|Luxury brands such as Tiffany, as well as other high-end retailers, likely will feel the pinch.|
How Wall Street's Black Sunday Will Affect Ad Spending
Mad Ave Sees Little Fallout in Short Term but Consumer Confidence Is Big Question Mark
Troubled Financial Cos. Must Talk to American Public to Quell FearsMedia, Marketers Take a Hit on Wall Street
Analysts Say Ad Messages Need to Convey Role Brokerages, Banks Play in Economy
But Coke, Package Goods Hold Their Own as AdMarket 50 Reacts to Finance-Giant Woes
While the subprime-mortgage crisis hit many lower- and middle-income consumers, this latest financial crisis, analysts said, will have more of an impact on the upper and upper-middle classes. "Certainly the New York market directly and the luxury market generically [will be hurt]," said Michael Niemira, director-research at the International Council of Shopping Centers. "It continues to be problematic for the whole economy, further shifting people away from luxury and more toward value and basics. And it's deferring potential luxury purchases."
Under pressure for months
With some luxury brands already starting to see a slowdown in sales, several analysts said, this latest development only stands to make matters worse. Milton Pedraza, CEO of the Luxury Institute, noted that even high-end brands have been under pressure for several months, as consumers became jittery.

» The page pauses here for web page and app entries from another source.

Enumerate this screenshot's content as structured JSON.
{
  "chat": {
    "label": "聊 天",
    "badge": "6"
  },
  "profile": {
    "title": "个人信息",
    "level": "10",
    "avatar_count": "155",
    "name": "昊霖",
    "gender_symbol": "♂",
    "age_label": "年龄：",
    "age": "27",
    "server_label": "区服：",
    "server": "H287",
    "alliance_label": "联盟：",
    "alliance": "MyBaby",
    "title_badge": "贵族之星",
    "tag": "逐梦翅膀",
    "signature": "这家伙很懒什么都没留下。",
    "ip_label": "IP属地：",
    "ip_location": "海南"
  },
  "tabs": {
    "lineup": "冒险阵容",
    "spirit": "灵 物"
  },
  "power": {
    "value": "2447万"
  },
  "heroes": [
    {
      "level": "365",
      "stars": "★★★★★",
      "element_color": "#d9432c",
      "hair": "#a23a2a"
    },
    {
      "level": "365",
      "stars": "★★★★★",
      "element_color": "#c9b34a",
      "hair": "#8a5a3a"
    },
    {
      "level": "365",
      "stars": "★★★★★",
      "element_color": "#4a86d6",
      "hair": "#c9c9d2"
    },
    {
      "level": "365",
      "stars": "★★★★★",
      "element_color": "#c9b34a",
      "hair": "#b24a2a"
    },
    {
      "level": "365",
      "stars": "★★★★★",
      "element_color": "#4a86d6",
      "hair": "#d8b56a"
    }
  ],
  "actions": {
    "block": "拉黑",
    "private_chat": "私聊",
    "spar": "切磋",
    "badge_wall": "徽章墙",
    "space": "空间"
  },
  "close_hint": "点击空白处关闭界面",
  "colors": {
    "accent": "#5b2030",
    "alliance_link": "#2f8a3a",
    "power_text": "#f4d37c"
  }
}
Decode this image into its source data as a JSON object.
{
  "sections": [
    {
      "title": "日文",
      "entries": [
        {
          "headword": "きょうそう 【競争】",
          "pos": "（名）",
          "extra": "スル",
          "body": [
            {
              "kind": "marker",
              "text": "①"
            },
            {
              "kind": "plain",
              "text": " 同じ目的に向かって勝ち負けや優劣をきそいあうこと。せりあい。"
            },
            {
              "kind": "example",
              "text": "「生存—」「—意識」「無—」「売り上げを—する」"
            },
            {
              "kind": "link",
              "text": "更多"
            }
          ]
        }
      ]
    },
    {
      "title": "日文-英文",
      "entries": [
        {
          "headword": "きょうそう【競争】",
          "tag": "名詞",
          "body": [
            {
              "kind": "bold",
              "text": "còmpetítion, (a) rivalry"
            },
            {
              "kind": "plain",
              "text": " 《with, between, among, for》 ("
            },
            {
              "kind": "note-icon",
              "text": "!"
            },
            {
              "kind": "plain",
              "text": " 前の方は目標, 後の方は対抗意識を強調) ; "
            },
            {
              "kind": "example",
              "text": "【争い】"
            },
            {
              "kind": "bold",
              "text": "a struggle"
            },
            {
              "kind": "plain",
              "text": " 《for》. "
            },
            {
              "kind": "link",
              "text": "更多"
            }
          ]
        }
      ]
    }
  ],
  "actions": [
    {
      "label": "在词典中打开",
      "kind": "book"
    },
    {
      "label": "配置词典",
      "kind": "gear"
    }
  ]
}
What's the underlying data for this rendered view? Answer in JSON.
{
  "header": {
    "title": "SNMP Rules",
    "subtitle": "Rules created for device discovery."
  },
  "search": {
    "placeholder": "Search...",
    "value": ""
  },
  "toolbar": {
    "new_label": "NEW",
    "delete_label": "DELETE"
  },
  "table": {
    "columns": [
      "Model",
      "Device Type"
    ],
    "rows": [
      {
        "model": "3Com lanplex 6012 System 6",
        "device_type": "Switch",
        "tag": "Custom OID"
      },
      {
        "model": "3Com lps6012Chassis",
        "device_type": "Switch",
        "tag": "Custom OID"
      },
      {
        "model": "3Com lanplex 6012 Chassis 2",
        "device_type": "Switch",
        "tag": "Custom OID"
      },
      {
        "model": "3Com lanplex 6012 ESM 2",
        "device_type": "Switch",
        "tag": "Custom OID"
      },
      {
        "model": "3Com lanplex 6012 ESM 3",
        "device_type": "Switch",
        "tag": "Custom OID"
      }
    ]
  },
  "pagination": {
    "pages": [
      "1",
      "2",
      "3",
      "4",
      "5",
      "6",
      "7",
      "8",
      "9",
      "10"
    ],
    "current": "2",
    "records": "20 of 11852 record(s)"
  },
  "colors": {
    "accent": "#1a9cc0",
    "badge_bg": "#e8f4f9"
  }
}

"The reality is that even at the highest levels of wealth, there is some pullback," said Mr. Pedraza. "The loss of Wall Street jobs and, more importantly, the effects of a less-liquid market on the economy will mean a few more percentage points of decline in revenues."
Brands such as Tiffany and Coach, as well as high-end retailers such as Saks Fifth Avenue, Nordstrom and Neiman Marcus, which owns Bergdorf Goodman, likely will feel the pinch.
Part of the cycle
But players in the space still see the downturn as temporary. Mr. Pedraza said the luxury market is cyclical and has experienced downturns before -- albeit none as profound as this. "This is deeper," he said. "It's not the demise of the luxury market, but it's a very serious downturn."
And that will spur a re-evaluation of spending habits. Pam Danziger, founder of Unity Marketing, said consumers today are learning how to resist temptation and are more carefully evaluating their shopping choices. "Once you've gotten off the treadmill, why would you get back on? People don't get rich by spending their money," she said. "And spending on luxuries isn't a good place to spend it."
Focus on Russia, China
As consumers adjust to a new financial reality, so too must luxury marketers. With the U.S. economy in a tailspin, Mr. Pedraza said global luxury brands will further shift their marketing focus toward countries such as Russia, India and China. He also notes that marketing among luxury brands is beginning to focus more on function rather than status.
"[Luxury brands] are focused on marketing the classics -- products that have lasting value and heritage," he said. "In the last few years, because the money was flowing, companies forgot about the functionality of the product and were focusing on the image and status of it."